Thankfully, the Story of Human Evolution Has Not Ended Yet ; `the Vast Majority of Newborns Face the Same Appalling Child Mortality Rates as Our Ancestors'
Connor, Steve, The Independent (London, England)
HUMAN EVOLUTION has taken a holiday, but what we don't know is whether it is a summer vacation or just a long weekend. So says the geneticist Steve Jones, who argues that we in the developed world are now so cosseted from the outside environment that we are no longer subjected to the vagaries of natural selection and the Darwinian struggle for survival. Thanks to modern medicine, central heating and the invention of the bicycle, our physical and mental development has been frozen in time. Take a look in the mirror, suggests Jones, because this is about as good as it gets.
The idea will strike a chord with many people. It is, after all, an attractive thought that we Westerners living in the technological comfort of the late 20th century are at the pinnacle of evolution. This is not, of course, what Jones, professor of genetics at University College London, is saying. But the reason why his commentsarouse such interest is that they pander to our vanity as much as they excite our consternation that evolution may have come to an end.
The very word "evolution" implies - wrongly - some progressive development. Evolution, however, is neither progressive nor regressive - it just happens. The change it brings about is blind and not the result of some designer constantly trying to achieve a higher goal. The fact that evolution can make organisms, including humans, better adapted is merely the result of the unintended selection of some offspring over others.
Inevitably any suggestion that we have entered an evolutionary dead end raises the prospect that we must now have achieved a rather special status from which there is no exit. We know that over a period of about two million years, when the first members of the human family split away from our ape-like ancestors, the volume of the human brain grew explosively in relation to body size. Anything that suggests that our cranial capacity has now reached its upper limit is bound to create collective consternation.
The essence of Jones's argument, which he first gave in a lecture more than five years ago, is that only a tiny fraction of babies - about 2 per cent - now die before reaching adolescence.

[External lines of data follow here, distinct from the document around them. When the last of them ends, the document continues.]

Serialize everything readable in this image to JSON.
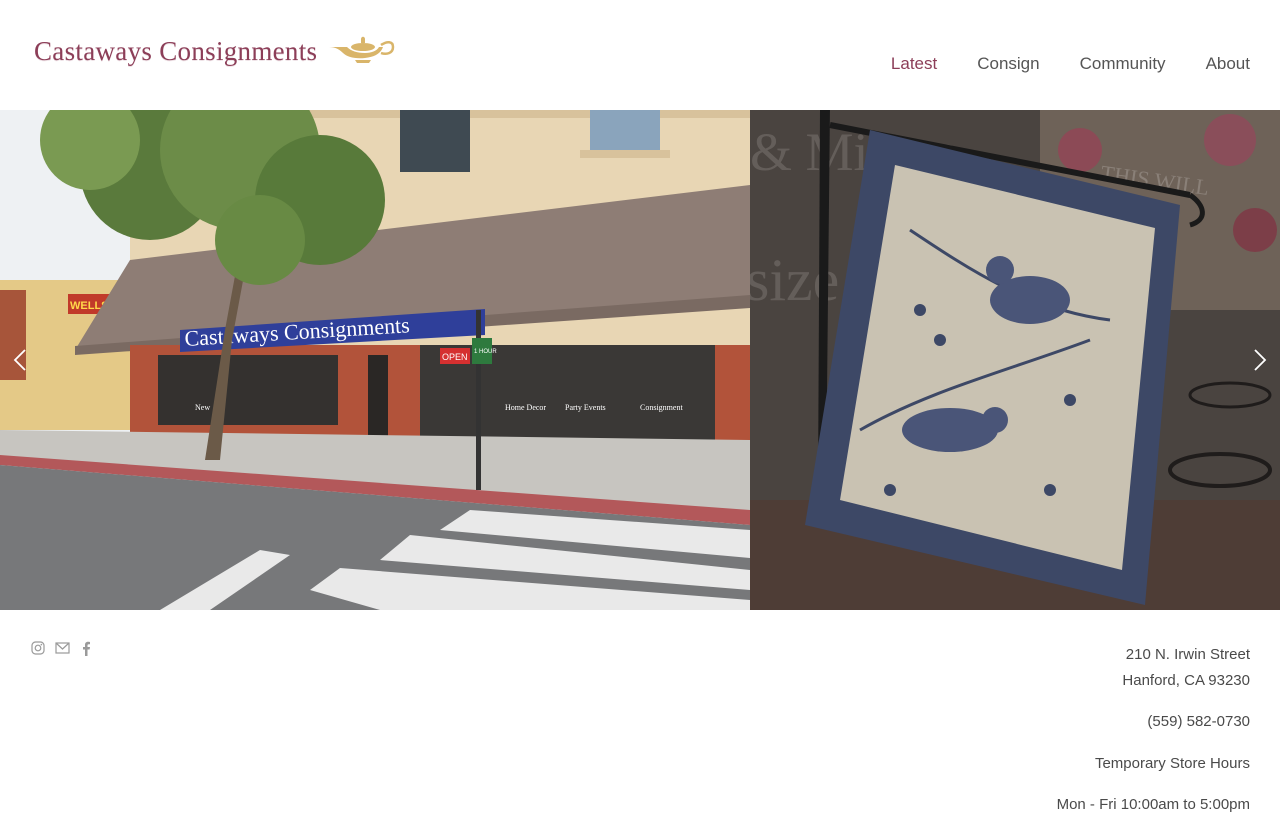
{
  "brand": {
    "name": "Castaways Consignments",
    "color": "#8c3e58",
    "lamp_color": "#d9b56a"
  },
  "nav": {
    "items": [
      {
        "label": "Latest",
        "active": true
      },
      {
        "label": "Consign",
        "active": false
      },
      {
        "label": "Community",
        "active": false
      },
      {
        "label": "About",
        "active": false
      }
    ]
  },
  "slideshow": {
    "left_photo": {
      "sign_text": "Castaways Consignments",
      "bank_sign": "WELLS FA",
      "open_sign": "OPEN",
      "street_sign": "1 HOUR",
      "window_texts": [
        "New",
        "Home Decor",
        "Party Events",
        "Consignment"
      ]
    },
    "right_photo": {
      "window_text": "& Misses",
      "window_text_2": "size",
      "card_text": "THIS WILL"
    },
    "prev_icon": "chevron-left-icon",
    "next_icon": "chevron-right-icon"
  },
  "social": [
    "instagram-icon",
    "mail-icon",
    "facebook-icon"
  ],
  "contact": {
    "address_line1": "210 N. Irwin Street",
    "address_line2": "Hanford, CA 93230",
    "phone": "(559) 582-0730",
    "hours_title": "Temporary Store Hours",
    "hours_line": "Mon - Fri 10:00am to 5:00pm"
  }
}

Death in childhood is normally one of the strongest agents of natural selection; if an individual fails to reach sexual maturity and pass on his or her genes, then he or she is, in evolutionary terms, a genetic cul-de-sac. As a result of modern medicine, this powerful force for evolutionary change has been emasculated.
A problem with Jones's argument is that it applies only to a minority of babies born in the world today. The vast majority of newborns still have to run the gauntlet of the same appalling child mortality rates that confronted our ancestors. Jones carefully confines his argument to the fortunate babies of the developed world, but he would be the first to acknowledge that when it comes to evolution you cannot divide the gene pool into convenient segments; we all belong to the one family of humankind.

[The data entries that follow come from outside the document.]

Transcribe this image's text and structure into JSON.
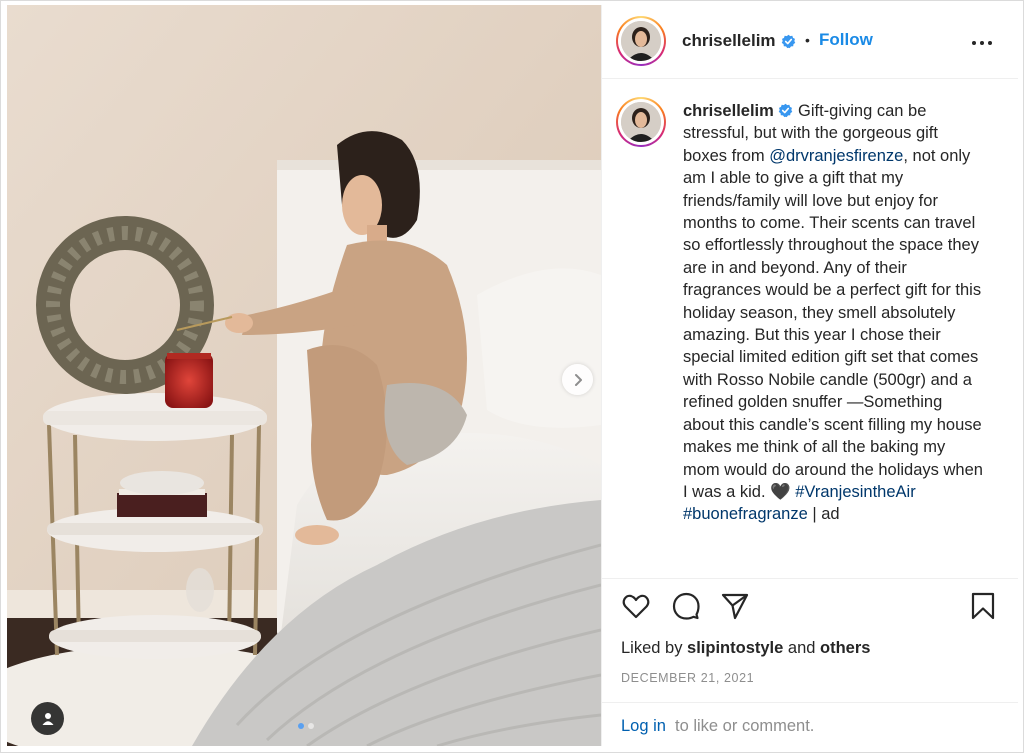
{
  "post": {
    "username": "chrisellelim",
    "follow_label": "Follow",
    "separator": "•",
    "caption_text": "Gift-giving can be stressful, but with the gorgeous gift boxes from ",
    "caption_mention": "@drvranjesfirenze",
    "caption_body": ", not only am I able to give a gift that my friends/family will love but enjoy for months to come. Their scents can travel so effortlessly throughout the space they are in and beyond. Any of their fragrances would be a perfect gift for this holiday season, they smell absolutely amazing. But this year I chose their special limited edition gift set that comes with Rosso Nobile candle (500gr) and a refined golden snuffer —Something about this candle’s scent filling my house makes me think of all the baking my mom would do around the holidays when I was a kid. 🖤 ",
    "hashtag_1": "#VranjesintheAir",
    "hashtag_2": "#buonefragranze",
    "caption_tail": " | ad",
    "likes_prefix": "Liked by ",
    "likes_user": "slipintostyle",
    "likes_and": " and ",
    "likes_others": "others",
    "date": "DECEMBER 21, 2021",
    "login_link": "Log in",
    "login_rest": "to like or comment."
  },
  "carousel": {
    "slide_count": 2,
    "current_slide": 1
  },
  "colors": {
    "link_blue": "#1a8ae6",
    "mention_blue": "#00376b",
    "verified_blue": "#3897f0",
    "muted": "#8e8e8e"
  },
  "icons": [
    "verified-badge-icon",
    "more-options-icon",
    "heart-icon",
    "comment-icon",
    "share-icon",
    "bookmark-icon",
    "chevron-right-icon",
    "user-tag-icon"
  ]
}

This is best illustrated by something raised by Jones when he first lectured on the issue in the early Nineties. He said that in 500 years' time he will be black. He meant that at some time in the next millennium, the professor of genetics at University College London, like just about everyone else in …
Questia, a part of Gale, Cengage Learning. www.questia.com
Publication information: Article title: Thankfully, the Story of Human Evolution Has Not Ended Yet ; `the Vast Majority of Newborns Face the Same Appalling Child Mortality Rates as Our Ancestors'. Contributors: Connor, Steve - Author. Newspaper title: The Independent (London, England). Publication date: December 14, 1999. Page number: 4. © 2009 The Independent - London. Provided by ProQuest LLC. All Rights Reserved.